WORK TO COMPLETE
Work through the lines below and count those holding "description"; reply with the number only.

Data about app and page elements
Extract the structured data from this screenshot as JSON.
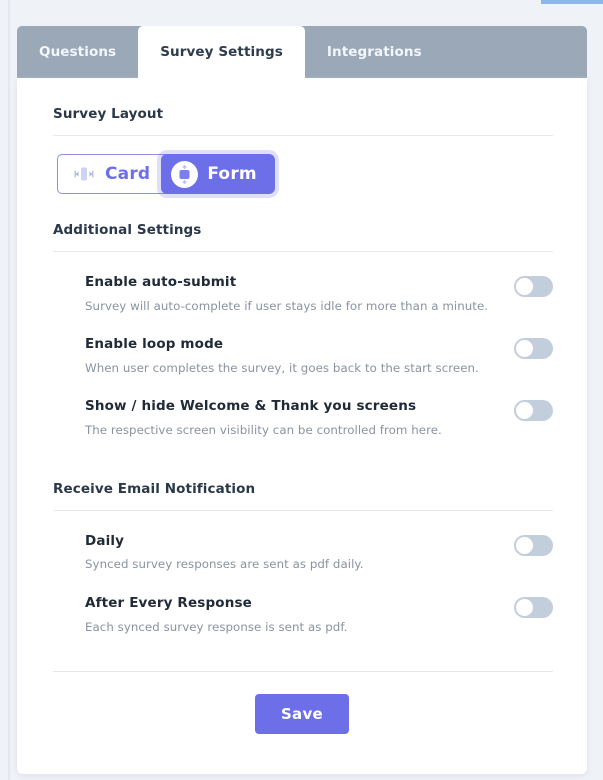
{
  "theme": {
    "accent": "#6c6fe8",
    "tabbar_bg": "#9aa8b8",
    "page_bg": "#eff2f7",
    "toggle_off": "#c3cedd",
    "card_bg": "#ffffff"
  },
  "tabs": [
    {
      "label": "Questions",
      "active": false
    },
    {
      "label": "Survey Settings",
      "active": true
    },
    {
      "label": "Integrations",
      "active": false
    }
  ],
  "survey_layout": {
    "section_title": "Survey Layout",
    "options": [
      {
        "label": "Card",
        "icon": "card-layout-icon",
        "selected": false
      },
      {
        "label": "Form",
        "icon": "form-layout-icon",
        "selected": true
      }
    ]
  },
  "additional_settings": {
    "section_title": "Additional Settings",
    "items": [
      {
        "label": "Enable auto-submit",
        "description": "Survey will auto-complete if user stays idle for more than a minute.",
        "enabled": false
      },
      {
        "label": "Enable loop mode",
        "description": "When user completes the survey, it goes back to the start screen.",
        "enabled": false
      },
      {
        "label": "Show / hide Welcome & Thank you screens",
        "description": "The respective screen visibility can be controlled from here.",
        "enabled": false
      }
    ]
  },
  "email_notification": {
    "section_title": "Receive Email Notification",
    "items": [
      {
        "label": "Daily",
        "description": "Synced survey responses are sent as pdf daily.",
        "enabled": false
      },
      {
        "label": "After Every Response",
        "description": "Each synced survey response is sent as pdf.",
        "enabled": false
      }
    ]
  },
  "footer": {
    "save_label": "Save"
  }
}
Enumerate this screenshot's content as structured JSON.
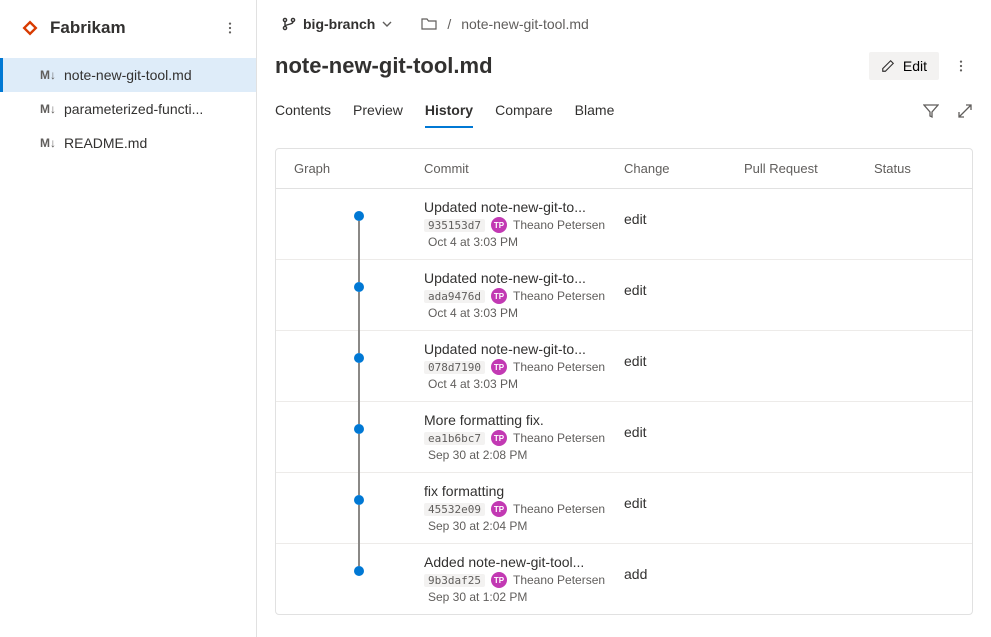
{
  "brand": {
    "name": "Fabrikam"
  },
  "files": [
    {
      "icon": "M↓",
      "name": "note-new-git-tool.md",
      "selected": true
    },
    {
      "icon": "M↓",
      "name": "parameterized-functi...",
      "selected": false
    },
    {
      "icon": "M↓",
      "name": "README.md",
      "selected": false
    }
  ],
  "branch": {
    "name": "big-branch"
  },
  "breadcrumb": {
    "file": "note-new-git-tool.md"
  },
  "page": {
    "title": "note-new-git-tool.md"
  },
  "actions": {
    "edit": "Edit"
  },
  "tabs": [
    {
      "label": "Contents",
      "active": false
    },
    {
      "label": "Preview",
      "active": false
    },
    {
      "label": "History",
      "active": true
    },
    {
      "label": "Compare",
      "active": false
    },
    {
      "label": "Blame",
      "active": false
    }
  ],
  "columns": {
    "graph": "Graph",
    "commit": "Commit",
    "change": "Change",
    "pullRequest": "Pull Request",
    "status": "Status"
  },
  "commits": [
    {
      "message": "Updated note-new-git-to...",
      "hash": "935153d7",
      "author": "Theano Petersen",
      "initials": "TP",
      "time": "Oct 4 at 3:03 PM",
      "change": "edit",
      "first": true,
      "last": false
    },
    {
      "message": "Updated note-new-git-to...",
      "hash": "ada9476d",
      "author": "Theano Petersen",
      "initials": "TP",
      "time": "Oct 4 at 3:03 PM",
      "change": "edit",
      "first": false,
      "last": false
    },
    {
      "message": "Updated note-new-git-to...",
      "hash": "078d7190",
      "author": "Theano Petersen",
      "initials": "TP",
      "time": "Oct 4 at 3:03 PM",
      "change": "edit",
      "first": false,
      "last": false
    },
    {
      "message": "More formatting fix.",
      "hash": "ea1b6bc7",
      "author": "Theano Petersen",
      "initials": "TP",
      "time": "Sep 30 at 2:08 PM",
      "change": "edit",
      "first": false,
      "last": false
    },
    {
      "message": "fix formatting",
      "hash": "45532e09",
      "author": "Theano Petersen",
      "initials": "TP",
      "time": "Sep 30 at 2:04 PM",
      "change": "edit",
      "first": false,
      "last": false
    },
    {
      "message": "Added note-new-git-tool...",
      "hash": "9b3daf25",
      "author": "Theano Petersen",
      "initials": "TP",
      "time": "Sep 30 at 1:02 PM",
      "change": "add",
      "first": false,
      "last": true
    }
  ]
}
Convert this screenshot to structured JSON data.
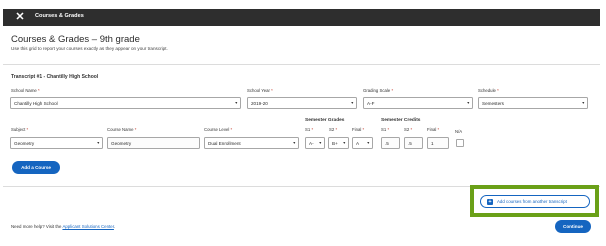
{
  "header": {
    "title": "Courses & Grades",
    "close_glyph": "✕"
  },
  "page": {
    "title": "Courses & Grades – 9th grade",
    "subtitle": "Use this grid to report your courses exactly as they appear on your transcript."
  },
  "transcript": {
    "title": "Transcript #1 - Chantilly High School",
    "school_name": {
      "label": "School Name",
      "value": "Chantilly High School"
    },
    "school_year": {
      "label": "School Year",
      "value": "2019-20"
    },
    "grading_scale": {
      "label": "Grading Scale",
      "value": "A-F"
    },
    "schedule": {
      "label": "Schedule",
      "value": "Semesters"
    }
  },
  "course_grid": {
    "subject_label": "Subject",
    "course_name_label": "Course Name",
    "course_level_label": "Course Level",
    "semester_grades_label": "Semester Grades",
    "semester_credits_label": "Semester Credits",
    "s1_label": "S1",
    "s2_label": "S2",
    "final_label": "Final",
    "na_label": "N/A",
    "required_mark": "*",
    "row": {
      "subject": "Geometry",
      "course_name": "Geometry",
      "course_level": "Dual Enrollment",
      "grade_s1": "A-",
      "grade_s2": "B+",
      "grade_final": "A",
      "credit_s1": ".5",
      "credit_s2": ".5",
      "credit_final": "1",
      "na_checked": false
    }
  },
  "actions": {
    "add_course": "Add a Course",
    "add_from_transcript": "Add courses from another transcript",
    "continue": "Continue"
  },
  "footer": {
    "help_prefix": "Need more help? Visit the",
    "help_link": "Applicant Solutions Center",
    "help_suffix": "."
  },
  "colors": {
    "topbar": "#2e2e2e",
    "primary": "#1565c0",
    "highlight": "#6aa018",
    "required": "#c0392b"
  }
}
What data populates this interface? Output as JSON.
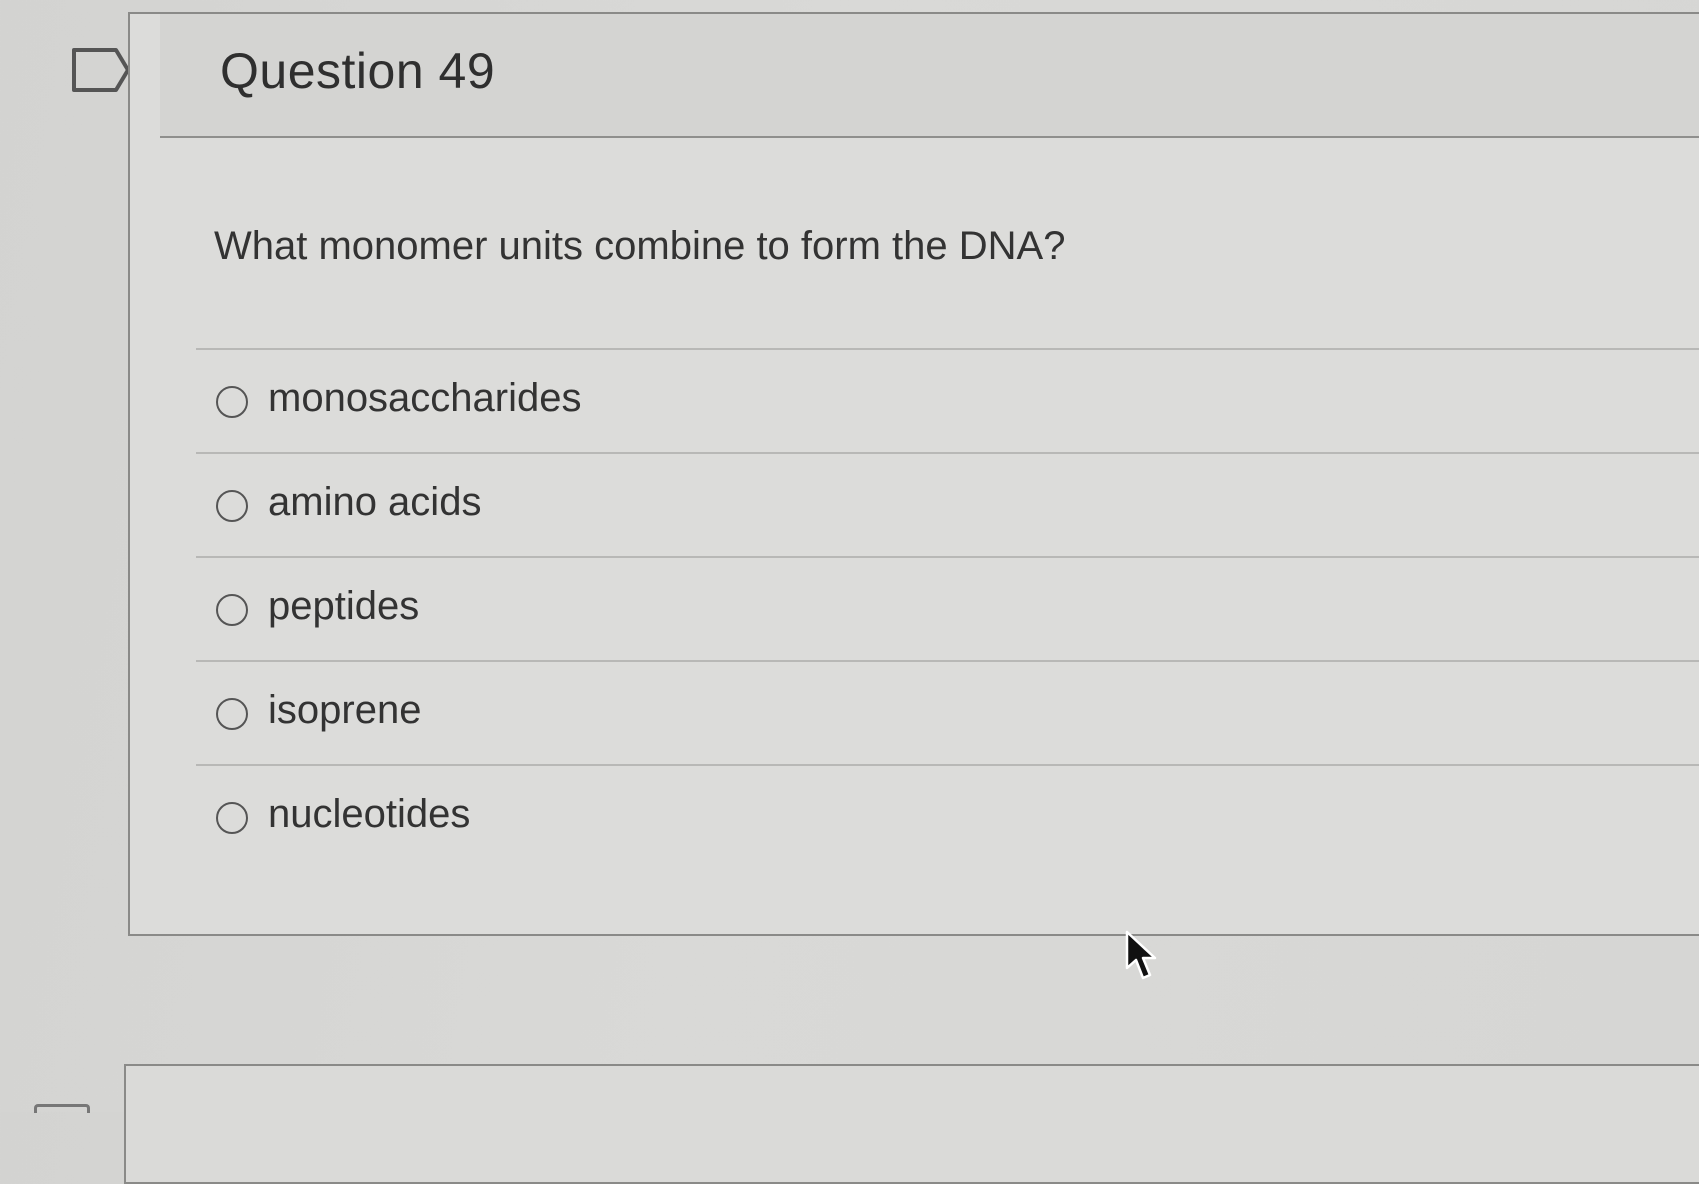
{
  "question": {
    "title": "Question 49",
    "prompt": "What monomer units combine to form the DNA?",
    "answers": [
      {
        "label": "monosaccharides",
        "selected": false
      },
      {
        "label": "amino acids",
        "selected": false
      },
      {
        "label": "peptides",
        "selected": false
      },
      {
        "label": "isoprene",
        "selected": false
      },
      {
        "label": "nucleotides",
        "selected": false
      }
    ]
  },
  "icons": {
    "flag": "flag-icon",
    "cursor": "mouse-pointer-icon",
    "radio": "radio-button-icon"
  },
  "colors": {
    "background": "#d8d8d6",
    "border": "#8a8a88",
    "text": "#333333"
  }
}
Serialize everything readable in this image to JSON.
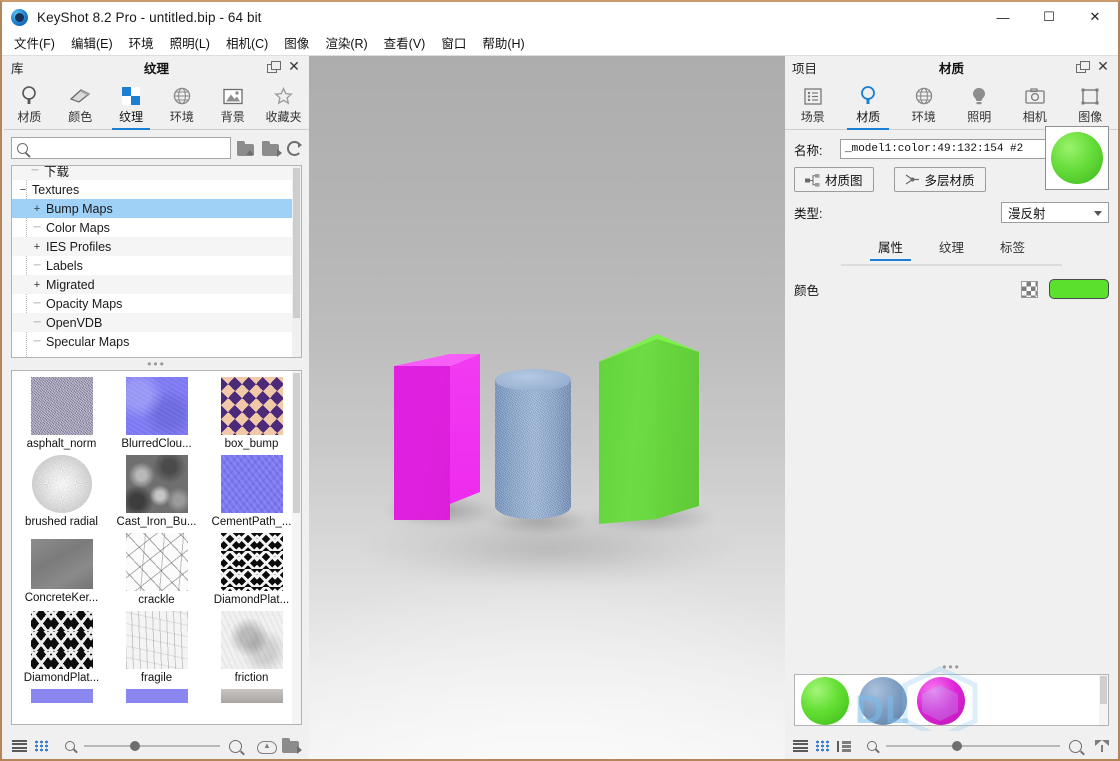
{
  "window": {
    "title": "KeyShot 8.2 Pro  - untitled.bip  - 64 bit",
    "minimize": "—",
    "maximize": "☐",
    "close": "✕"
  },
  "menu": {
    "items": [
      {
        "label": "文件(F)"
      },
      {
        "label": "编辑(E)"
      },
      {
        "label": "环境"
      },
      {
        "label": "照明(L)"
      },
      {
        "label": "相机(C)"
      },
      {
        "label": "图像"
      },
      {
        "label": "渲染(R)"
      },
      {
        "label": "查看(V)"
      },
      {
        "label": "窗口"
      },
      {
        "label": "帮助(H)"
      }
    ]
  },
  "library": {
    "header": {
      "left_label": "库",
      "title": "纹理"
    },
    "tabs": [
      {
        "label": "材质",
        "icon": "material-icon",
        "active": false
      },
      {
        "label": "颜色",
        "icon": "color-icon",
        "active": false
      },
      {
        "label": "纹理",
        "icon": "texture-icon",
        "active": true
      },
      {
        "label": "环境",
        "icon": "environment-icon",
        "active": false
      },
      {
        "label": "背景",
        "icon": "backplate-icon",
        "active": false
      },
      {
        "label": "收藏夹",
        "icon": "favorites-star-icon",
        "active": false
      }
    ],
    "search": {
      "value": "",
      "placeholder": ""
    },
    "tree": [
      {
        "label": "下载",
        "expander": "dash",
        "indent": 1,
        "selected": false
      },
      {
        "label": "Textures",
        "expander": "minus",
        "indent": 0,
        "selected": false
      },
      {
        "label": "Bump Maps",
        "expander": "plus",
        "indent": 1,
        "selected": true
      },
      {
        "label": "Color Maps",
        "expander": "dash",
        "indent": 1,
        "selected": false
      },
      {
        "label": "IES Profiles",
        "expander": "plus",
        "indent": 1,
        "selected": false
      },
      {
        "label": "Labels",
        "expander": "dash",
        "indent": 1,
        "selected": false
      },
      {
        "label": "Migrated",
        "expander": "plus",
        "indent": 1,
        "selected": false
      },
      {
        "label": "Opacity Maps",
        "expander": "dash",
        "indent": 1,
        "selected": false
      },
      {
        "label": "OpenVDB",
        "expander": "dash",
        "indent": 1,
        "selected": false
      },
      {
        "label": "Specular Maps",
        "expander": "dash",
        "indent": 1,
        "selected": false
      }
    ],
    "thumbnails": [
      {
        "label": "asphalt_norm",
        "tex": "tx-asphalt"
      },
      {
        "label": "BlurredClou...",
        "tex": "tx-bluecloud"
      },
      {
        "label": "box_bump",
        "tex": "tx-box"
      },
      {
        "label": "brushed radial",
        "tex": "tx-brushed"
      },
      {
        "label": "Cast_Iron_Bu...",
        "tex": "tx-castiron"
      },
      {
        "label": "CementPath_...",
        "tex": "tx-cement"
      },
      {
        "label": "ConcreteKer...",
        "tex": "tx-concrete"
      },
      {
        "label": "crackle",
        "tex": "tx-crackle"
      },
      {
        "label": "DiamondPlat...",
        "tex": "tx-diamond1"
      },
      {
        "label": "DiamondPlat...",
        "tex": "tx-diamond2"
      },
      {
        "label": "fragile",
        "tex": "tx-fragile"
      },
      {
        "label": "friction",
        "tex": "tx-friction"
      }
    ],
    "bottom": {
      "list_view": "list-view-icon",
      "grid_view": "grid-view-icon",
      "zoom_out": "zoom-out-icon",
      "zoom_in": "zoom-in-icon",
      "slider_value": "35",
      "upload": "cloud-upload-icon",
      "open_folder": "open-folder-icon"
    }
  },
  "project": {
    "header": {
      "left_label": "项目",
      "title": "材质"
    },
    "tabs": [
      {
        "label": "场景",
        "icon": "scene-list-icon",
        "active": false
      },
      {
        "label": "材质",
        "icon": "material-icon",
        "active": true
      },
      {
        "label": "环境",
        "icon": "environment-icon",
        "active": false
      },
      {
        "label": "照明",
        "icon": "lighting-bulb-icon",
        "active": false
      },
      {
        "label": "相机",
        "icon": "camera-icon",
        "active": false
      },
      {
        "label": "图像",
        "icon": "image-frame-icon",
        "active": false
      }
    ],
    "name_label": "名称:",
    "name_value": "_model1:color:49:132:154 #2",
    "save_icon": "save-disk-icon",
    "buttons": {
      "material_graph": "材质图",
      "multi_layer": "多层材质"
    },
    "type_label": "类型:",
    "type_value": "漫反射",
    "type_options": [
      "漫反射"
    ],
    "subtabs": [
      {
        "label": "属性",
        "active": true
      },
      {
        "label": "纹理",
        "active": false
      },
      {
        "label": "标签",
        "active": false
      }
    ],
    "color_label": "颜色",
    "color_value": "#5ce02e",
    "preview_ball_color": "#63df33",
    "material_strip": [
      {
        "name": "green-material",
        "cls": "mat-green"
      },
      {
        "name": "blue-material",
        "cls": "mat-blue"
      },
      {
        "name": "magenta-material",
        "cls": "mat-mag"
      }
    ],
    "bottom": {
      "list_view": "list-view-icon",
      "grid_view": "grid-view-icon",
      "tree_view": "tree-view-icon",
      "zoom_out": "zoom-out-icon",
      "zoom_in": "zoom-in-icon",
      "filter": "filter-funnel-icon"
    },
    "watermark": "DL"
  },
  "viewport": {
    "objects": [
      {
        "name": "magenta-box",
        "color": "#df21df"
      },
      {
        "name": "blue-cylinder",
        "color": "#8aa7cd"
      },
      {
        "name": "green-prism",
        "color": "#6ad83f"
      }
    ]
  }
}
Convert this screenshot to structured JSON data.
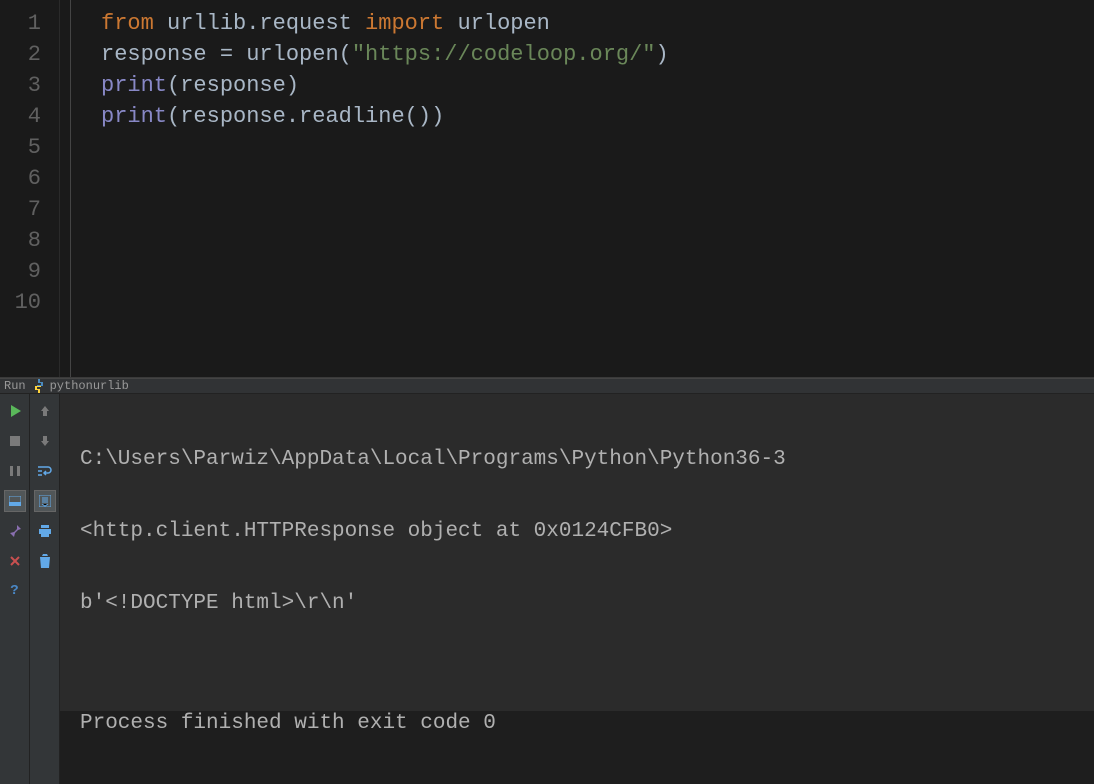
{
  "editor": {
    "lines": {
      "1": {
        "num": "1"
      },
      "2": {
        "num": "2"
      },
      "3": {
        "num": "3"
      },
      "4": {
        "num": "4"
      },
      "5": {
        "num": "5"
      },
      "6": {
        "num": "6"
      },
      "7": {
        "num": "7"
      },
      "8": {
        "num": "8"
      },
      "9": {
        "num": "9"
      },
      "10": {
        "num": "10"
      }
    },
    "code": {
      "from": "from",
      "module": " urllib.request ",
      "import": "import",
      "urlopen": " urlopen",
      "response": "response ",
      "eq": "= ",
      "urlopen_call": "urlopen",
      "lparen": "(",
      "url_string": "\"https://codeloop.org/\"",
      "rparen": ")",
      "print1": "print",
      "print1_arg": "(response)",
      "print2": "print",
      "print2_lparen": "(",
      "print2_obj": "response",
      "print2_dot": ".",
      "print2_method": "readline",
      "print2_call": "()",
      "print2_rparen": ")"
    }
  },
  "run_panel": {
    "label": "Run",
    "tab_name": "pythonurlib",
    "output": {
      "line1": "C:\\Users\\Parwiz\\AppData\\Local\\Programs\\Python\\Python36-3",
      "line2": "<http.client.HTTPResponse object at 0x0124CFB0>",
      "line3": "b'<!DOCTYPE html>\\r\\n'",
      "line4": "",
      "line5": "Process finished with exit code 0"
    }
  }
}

ANSWER TO THE EXERCISE
5